"It's difficult to explain to the customer the benefit of an FMC solution because to them it's about cost savings," says Mayur Sahni, senior analyst at Current Analysis . "But FMC is about value-added features, and that's hard to communicate to the consumer."
But complicated marketing messages have not hindered Orange (NYSE: FTE)'s Orange from attracting 125,000 customers in France to its Unik UMA-based FMC service in just six months. France Telecom has a couple of advantages over BT with a larger installed base of home gateways, called Livebox, as well as easier device acquisition because it is also a mobile operator. (See FT vs BT on FMC.)

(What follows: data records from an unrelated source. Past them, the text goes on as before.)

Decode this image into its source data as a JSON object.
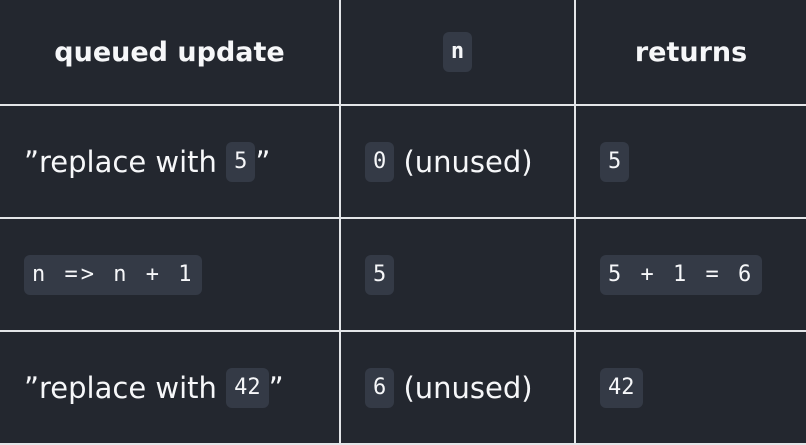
{
  "table": {
    "headers": {
      "queued_update": "queued update",
      "n": "n",
      "returns": "returns"
    },
    "rows": [
      {
        "update_prefix": "”replace with",
        "update_code": "5",
        "update_suffix": "”",
        "n_code": "0",
        "n_note": "(unused)",
        "returns_code": "5"
      },
      {
        "update_code": "n => n + 1",
        "n_code": "5",
        "returns_code": "5 + 1 = 6"
      },
      {
        "update_prefix": "”replace with",
        "update_code": "42",
        "update_suffix": "”",
        "n_code": "6",
        "n_note": "(unused)",
        "returns_code": "42"
      }
    ]
  }
}
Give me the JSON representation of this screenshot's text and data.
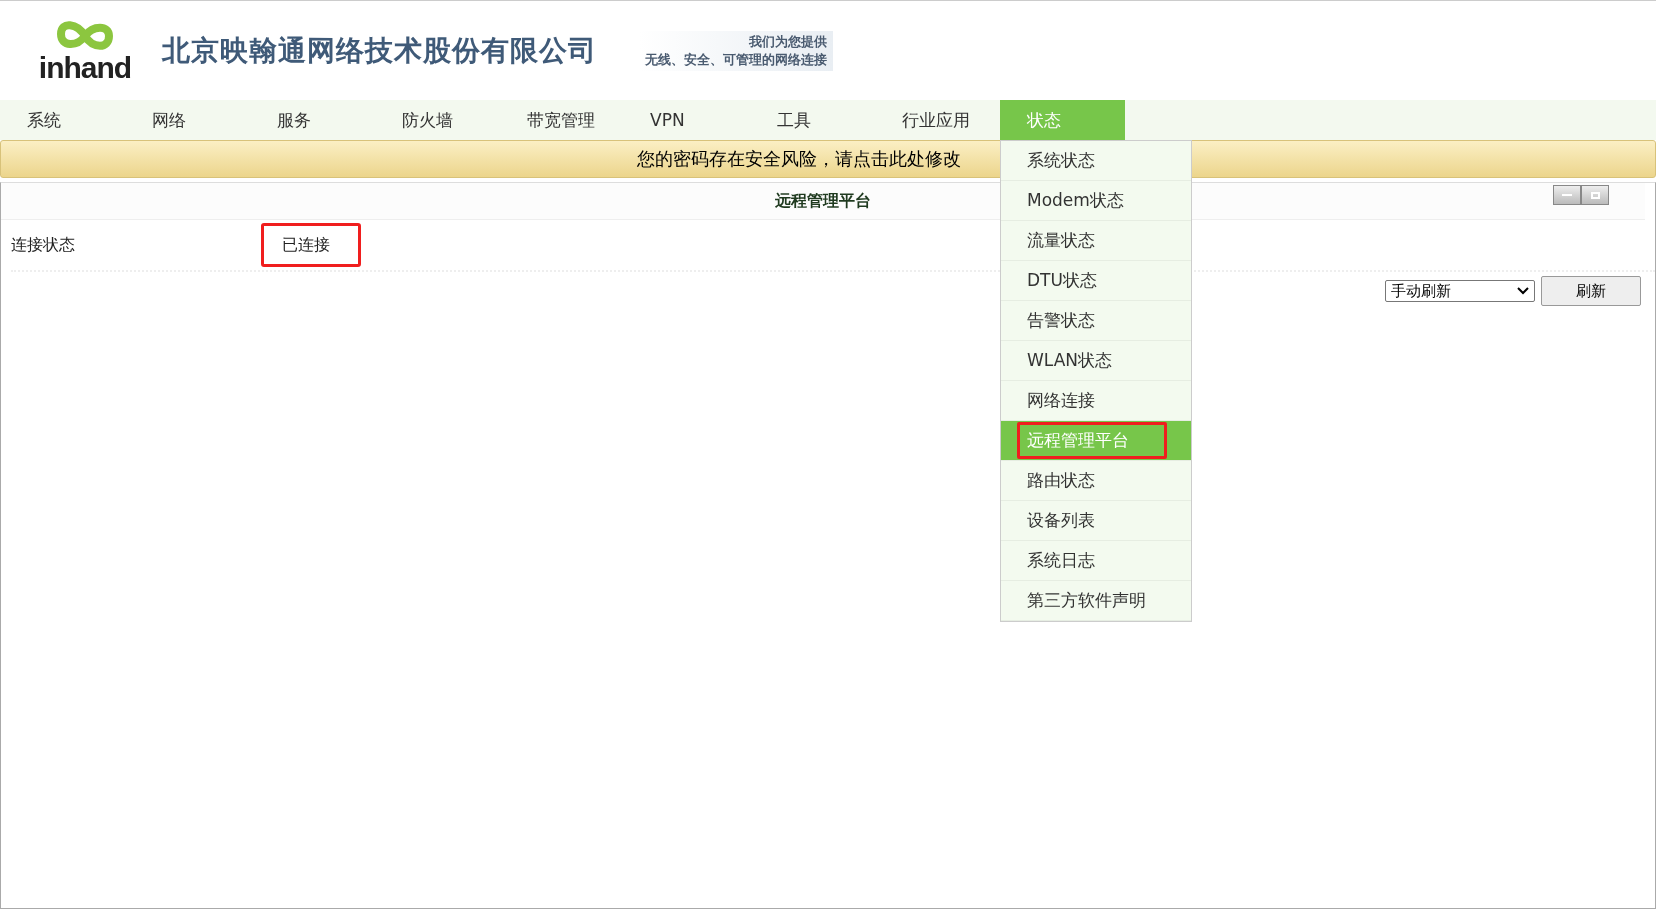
{
  "header": {
    "logo_text": "inhand",
    "company": "北京映翰通网络技术股份有限公司",
    "slogan": [
      "我们为您提供",
      "无线、安全、可管理的网络连接"
    ]
  },
  "nav": [
    {
      "label": "系统",
      "selected": false
    },
    {
      "label": "网络",
      "selected": false
    },
    {
      "label": "服务",
      "selected": false
    },
    {
      "label": "防火墙",
      "selected": false
    },
    {
      "label": "带宽管理",
      "selected": false
    },
    {
      "label": "VPN",
      "selected": false
    },
    {
      "label": "工具",
      "selected": false
    },
    {
      "label": "行业应用",
      "selected": false
    },
    {
      "label": "状态",
      "selected": true
    }
  ],
  "dropdown": [
    {
      "label": "系统状态",
      "selected": false,
      "highlighted": false
    },
    {
      "label": "Modem状态",
      "selected": false,
      "highlighted": false
    },
    {
      "label": "流量状态",
      "selected": false,
      "highlighted": false
    },
    {
      "label": "DTU状态",
      "selected": false,
      "highlighted": false
    },
    {
      "label": "告警状态",
      "selected": false,
      "highlighted": false
    },
    {
      "label": "WLAN状态",
      "selected": false,
      "highlighted": false
    },
    {
      "label": "网络连接",
      "selected": false,
      "highlighted": false
    },
    {
      "label": "远程管理平台",
      "selected": true,
      "highlighted": true
    },
    {
      "label": "路由状态",
      "selected": false,
      "highlighted": false
    },
    {
      "label": "设备列表",
      "selected": false,
      "highlighted": false
    },
    {
      "label": "系统日志",
      "selected": false,
      "highlighted": false
    },
    {
      "label": "第三方软件声明",
      "selected": false,
      "highlighted": false
    }
  ],
  "warning": "您的密码存在安全风险，请点击此处修改",
  "panel": {
    "title": "远程管理平台",
    "rows": [
      {
        "label": "连接状态",
        "value": "已连接",
        "highlighted": true
      }
    ],
    "refresh_mode": "手动刷新",
    "refresh_button": "刷新"
  }
}
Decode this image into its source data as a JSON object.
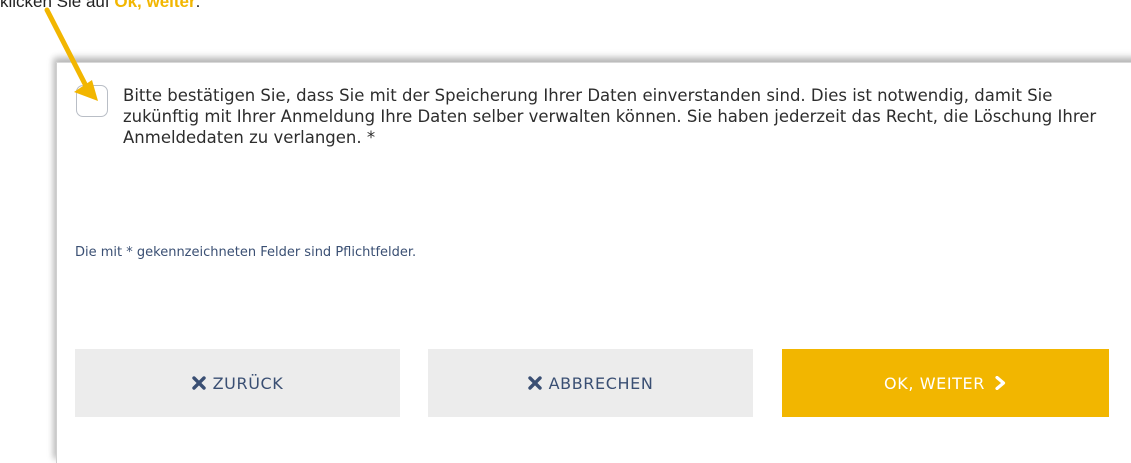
{
  "instruction": {
    "prefix": "klicken Sie auf ",
    "highlight": "Ok, weiter",
    "suffix": "."
  },
  "consent": {
    "text": "Bitte bestätigen Sie, dass Sie mit der Speicherung Ihrer Daten einverstanden sind. Dies ist notwendig, damit Sie zukünftig mit Ihrer Anmeldung Ihre Daten selber verwalten können. Sie haben jederzeit das Recht, die Löschung Ihrer Anmeldedaten zu verlangen. *",
    "checked": false
  },
  "form": {
    "required_note": "Die mit * gekennzeichneten Felder sind Pflichtfelder."
  },
  "buttons": {
    "back_label": "ZURÜCK",
    "cancel_label": "ABBRECHEN",
    "next_label": "OK, WEITER"
  },
  "icons": {
    "back": "x-icon",
    "cancel": "x-icon",
    "next": "chevron-right-icon",
    "annotation": "arrow-icon"
  },
  "colors": {
    "accent": "#F2B600",
    "button_grey": "#ECECEC",
    "button_text": "#3A4F73",
    "body_text": "#2D2D2D"
  }
}
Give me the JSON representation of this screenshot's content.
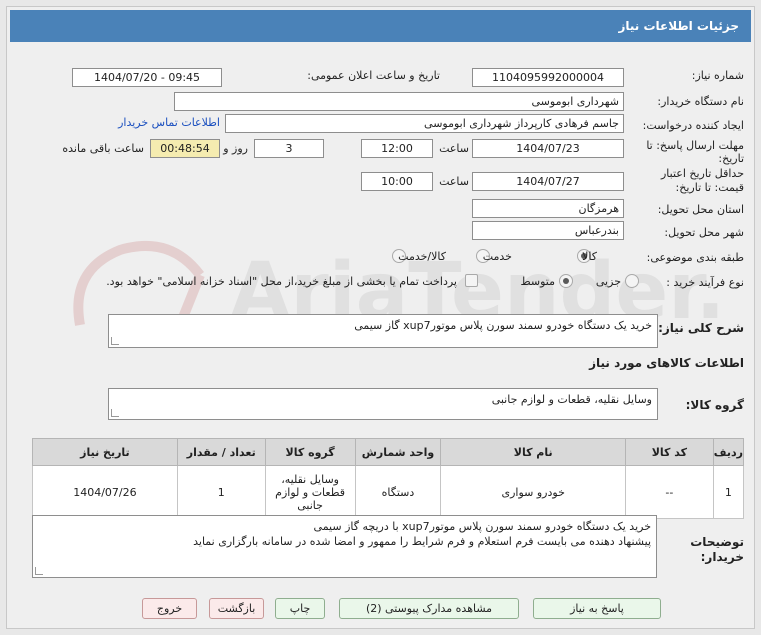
{
  "header": {
    "title": "جزئیات اطلاعات نیاز"
  },
  "fields": {
    "need_number_label": "شماره نیاز:",
    "need_number": "1104095992000004",
    "announce_label": "تاریخ و ساعت اعلان عمومی:",
    "announce_value": "1404/07/20 - 09:45",
    "buyer_label": "نام دستگاه خریدار:",
    "buyer_value": "شهرداری ابوموسی",
    "creator_label": "ایجاد کننده درخواست:",
    "creator_value": "جاسم فرهادی کارپرداز شهرداری ابوموسی",
    "contact_link": "اطلاعات تماس خریدار",
    "deadline_label_1": "مهلت ارسال پاسخ: تا",
    "deadline_label_2": "تاریخ:",
    "deadline_date": "1404/07/23",
    "time_label": "ساعت",
    "deadline_time": "12:00",
    "days_value": "3",
    "days_label": "روز و",
    "remaining_value": "00:48:54",
    "remaining_label": "ساعت باقی مانده",
    "validity_label_1": "حداقل تاریخ اعتبار",
    "validity_label_2": "قیمت: تا تاریخ:",
    "validity_date": "1404/07/27",
    "validity_time": "10:00",
    "province_label": "استان محل تحویل:",
    "province_value": "هرمزگان",
    "city_label": "شهر محل تحویل:",
    "city_value": "بندرعباس",
    "category_label": "طبقه بندی موضوعی:",
    "category_opt1": "کالا",
    "category_opt2": "خدمت",
    "category_opt3": "کالا/خدمت",
    "process_label": "نوع فرآیند خرید :",
    "process_opt1": "جزیی",
    "process_opt2": "متوسط",
    "payment_note": "پرداخت تمام یا بخشی از مبلغ خرید،از محل \"اسناد خزانه اسلامی\" خواهد بود."
  },
  "summary": {
    "label": "شرح کلی نیاز:",
    "value": "خرید یک دستگاه خودرو سمند سورن پلاس موتورxup7 گاز سیمی"
  },
  "goods_info": {
    "title": "اطلاعات کالاهای مورد نیاز",
    "group_label": "گروه کالا:",
    "group_value": "وسایل نقلیه، قطعات و لوازم جانبی"
  },
  "table": {
    "headers": [
      "ردیف",
      "کد کالا",
      "نام کالا",
      "واحد شمارش",
      "گروه کالا",
      "تعداد / مقدار",
      "تاریخ نیاز"
    ],
    "rows": [
      [
        "1",
        "--",
        "خودرو سواری",
        "دستگاه",
        "وسایل نقلیه، قطعات و لوازم جانبی",
        "1",
        "1404/07/26"
      ]
    ]
  },
  "buyer_notes": {
    "label_1": "توضیحات",
    "label_2": "خریدار:",
    "line1": "خرید یک دستگاه خودرو سمند سورن پلاس موتورxup7 با دریچه گاز سیمی",
    "line2": "پیشنهاد دهنده می بایست فرم استعلام و فرم شرایط را ممهور و امضا شده در سامانه بارگزاری نماید"
  },
  "buttons": {
    "reply": "پاسخ به نیاز",
    "attachments": "مشاهده مدارک پیوستی (2)",
    "print": "چاپ",
    "back": "بازگشت",
    "exit": "خروج"
  },
  "watermark": "AriaTender.net",
  "colors": {
    "titlebar": "#4a82b8",
    "link": "#1a4fbf",
    "remaining_bg": "#f5ecb0"
  }
}
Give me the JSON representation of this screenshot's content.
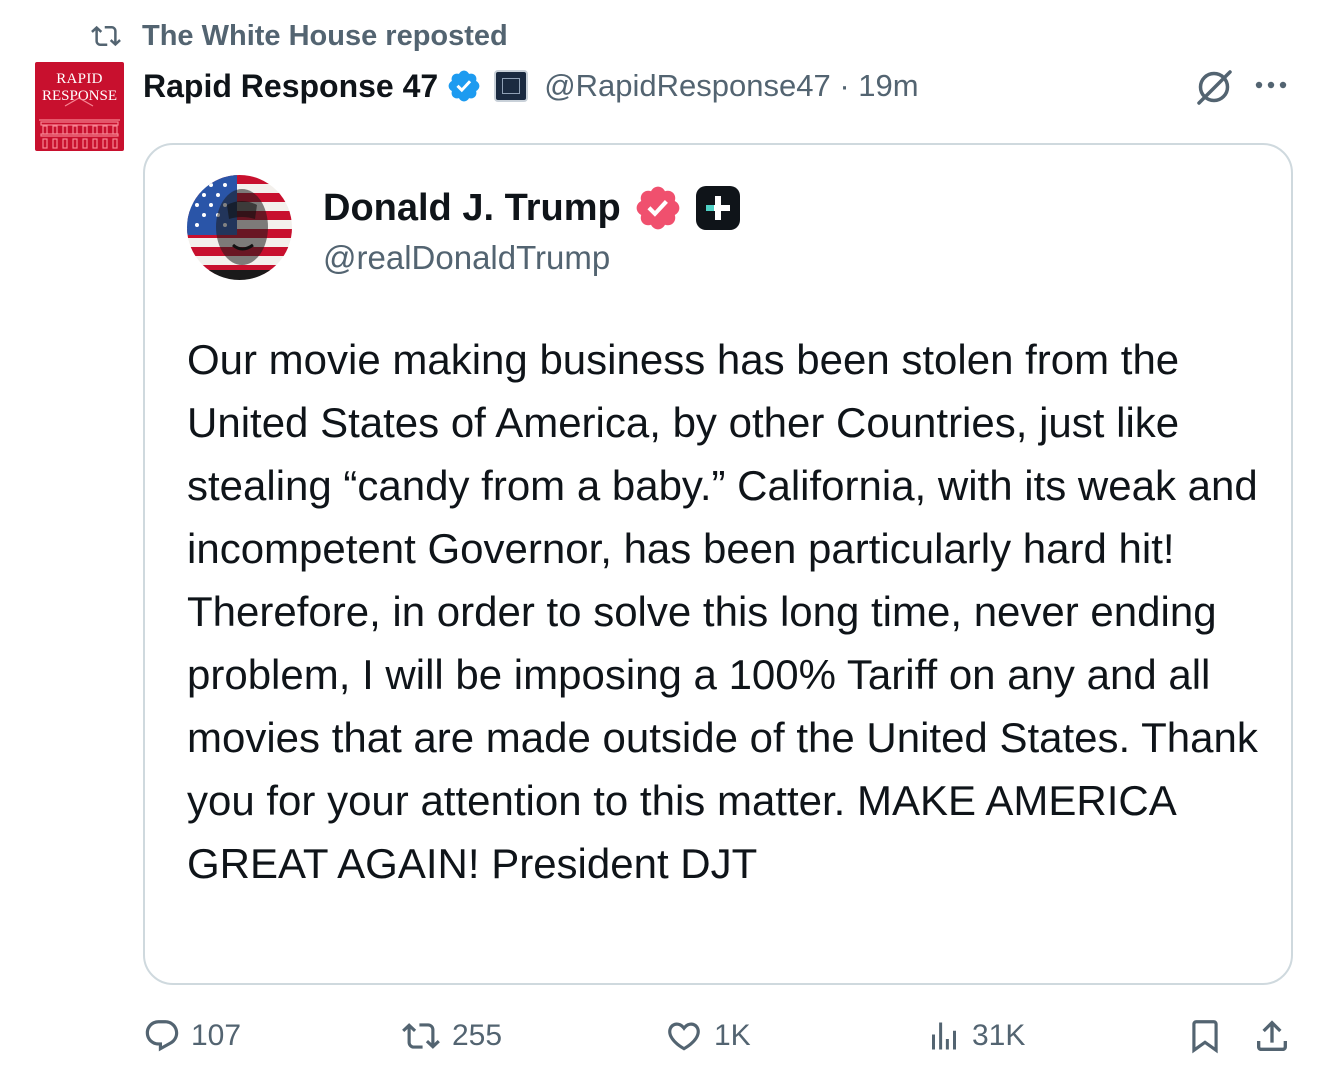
{
  "repost_banner": {
    "text": "The White House reposted"
  },
  "post": {
    "avatar_text_line1": "RAPID",
    "avatar_text_line2": "RESPONSE",
    "display_name": "Rapid Response 47",
    "handle_time": "@RapidResponse47 · 19m"
  },
  "quoted_post": {
    "display_name": "Donald J. Trump",
    "handle": "@realDonaldTrump",
    "text": "Our movie making business has been stolen from the United States of America, by other Countries, just like stealing “candy from a baby.” California, with its weak and incompetent Governor, has been particularly hard hit! Therefore, in order to solve this long time, never ending problem, I will be imposing a 100% Tariff on any and all movies that are made outside of the United States. Thank you for your attention to this matter. MAKE AMERICA GREAT AGAIN! President DJT"
  },
  "actions": {
    "replies": "107",
    "reposts": "255",
    "likes": "1K",
    "views": "31K"
  },
  "icons": {
    "repost": "repost-icon",
    "verified": "verified-badge-icon",
    "affiliation": "white-house-affiliation-icon",
    "grok": "grok-icon",
    "more": "more-icon",
    "reply": "reply-icon",
    "like": "like-icon",
    "views": "views-icon",
    "bookmark": "bookmark-icon",
    "share": "share-icon",
    "pink_verified": "pink-verified-badge-icon",
    "plus": "plus-badge-icon"
  },
  "colors": {
    "text_primary": "#0f1419",
    "text_secondary": "#536471",
    "verified_blue": "#1d9bf0",
    "verified_gold_pink": "#f0506e",
    "card_border": "#cfd9de",
    "avatar_red": "#c8102e"
  }
}
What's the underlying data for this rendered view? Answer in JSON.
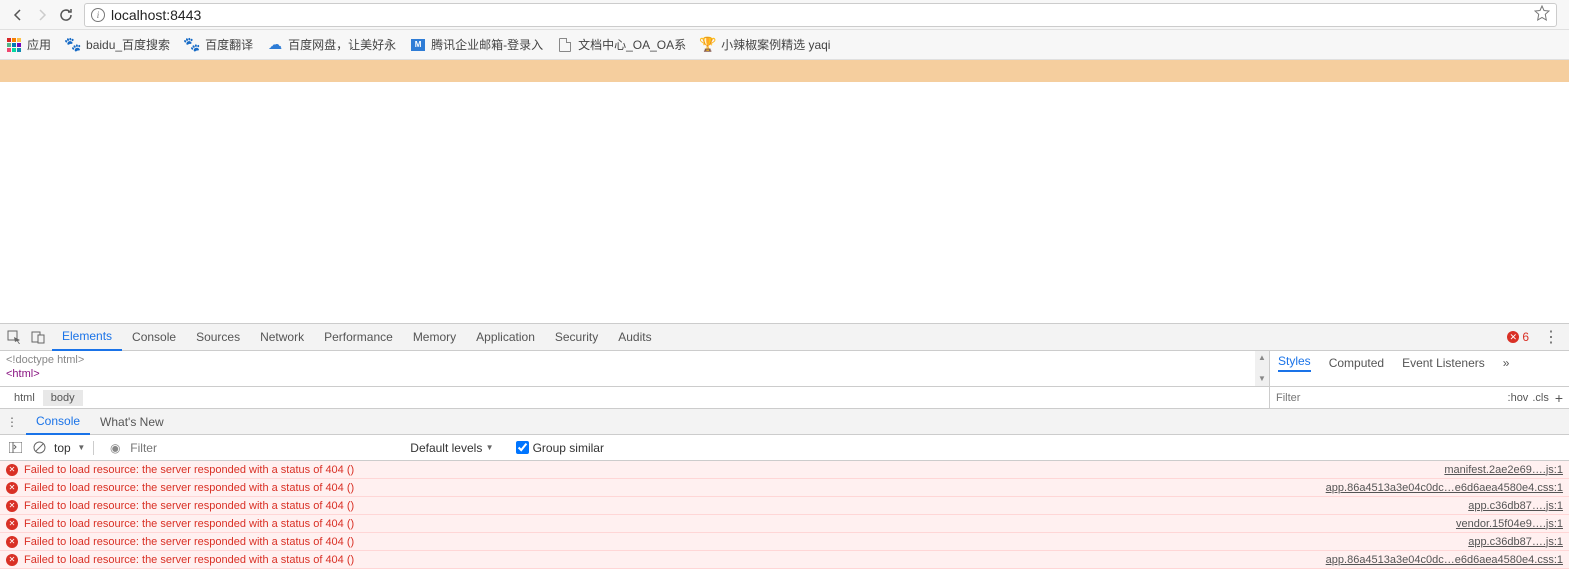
{
  "nav": {
    "url": "localhost:8443"
  },
  "bookmarks": {
    "apps": "应用",
    "items": [
      {
        "label": "baidu_百度搜索"
      },
      {
        "label": "百度翻译"
      },
      {
        "label": "百度网盘，让美好永"
      },
      {
        "label": "腾讯企业邮箱-登录入"
      },
      {
        "label": "文档中心_OA_OA系"
      },
      {
        "label": "小辣椒案例精选 yaqi"
      }
    ]
  },
  "devtools": {
    "tabs": [
      "Elements",
      "Console",
      "Sources",
      "Network",
      "Performance",
      "Memory",
      "Application",
      "Security",
      "Audits"
    ],
    "activeTab": "Elements",
    "errorCount": "6",
    "elements": {
      "doctype": "<!doctype html>",
      "html": "<html>"
    },
    "breadcrumb": [
      "html",
      "body"
    ],
    "styles": {
      "tabs": [
        "Styles",
        "Computed",
        "Event Listeners"
      ],
      "activeTab": "Styles",
      "filterPlaceholder": "Filter",
      "hov": ":hov",
      "cls": ".cls"
    },
    "drawer": {
      "tabs": [
        "Console",
        "What's New"
      ],
      "activeTab": "Console"
    },
    "console": {
      "context": "top",
      "filterPlaceholder": "Filter",
      "levels": "Default levels",
      "groupSimilar": "Group similar",
      "messages": [
        {
          "text": "Failed to load resource: the server responded with a status of 404 ()",
          "src": "manifest.2ae2e69….js:1"
        },
        {
          "text": "Failed to load resource: the server responded with a status of 404 ()",
          "src": "app.86a4513a3e04c0dc…e6d6aea4580e4.css:1"
        },
        {
          "text": "Failed to load resource: the server responded with a status of 404 ()",
          "src": "app.c36db87….js:1"
        },
        {
          "text": "Failed to load resource: the server responded with a status of 404 ()",
          "src": "vendor.15f04e9….js:1"
        },
        {
          "text": "Failed to load resource: the server responded with a status of 404 ()",
          "src": "app.c36db87….js:1"
        },
        {
          "text": "Failed to load resource: the server responded with a status of 404 ()",
          "src": "app.86a4513a3e04c0dc…e6d6aea4580e4.css:1"
        }
      ]
    }
  }
}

On the device front, Andrews says BT will introduce 10 new dualmode WiFi/GSM devices in the next three to six months. In addition, BT will start to sell its devices at the U.K. retailer Phones 4U. The operator will also launch a prepaid version of the service.
"We're not happy with the number of customers we've got," says David Hughes, director of wireless broadband at BT, but adds that BT is not considering cancelling the service. (See DT Cancels FMC Service.)
The operator will certainly look to change its Fusion fortunes with new devices, retail distribution, and prepaid offers. In fact, BT says orders have picked up more recently. They are coming in at 1,000 per week, according to a spokesman.
"If the device is right and the packaging is right, then I don't see why [Fusion] won't take off," says Sahni at Current Analysis.
— Michelle Donegan, European Editor, Light Reading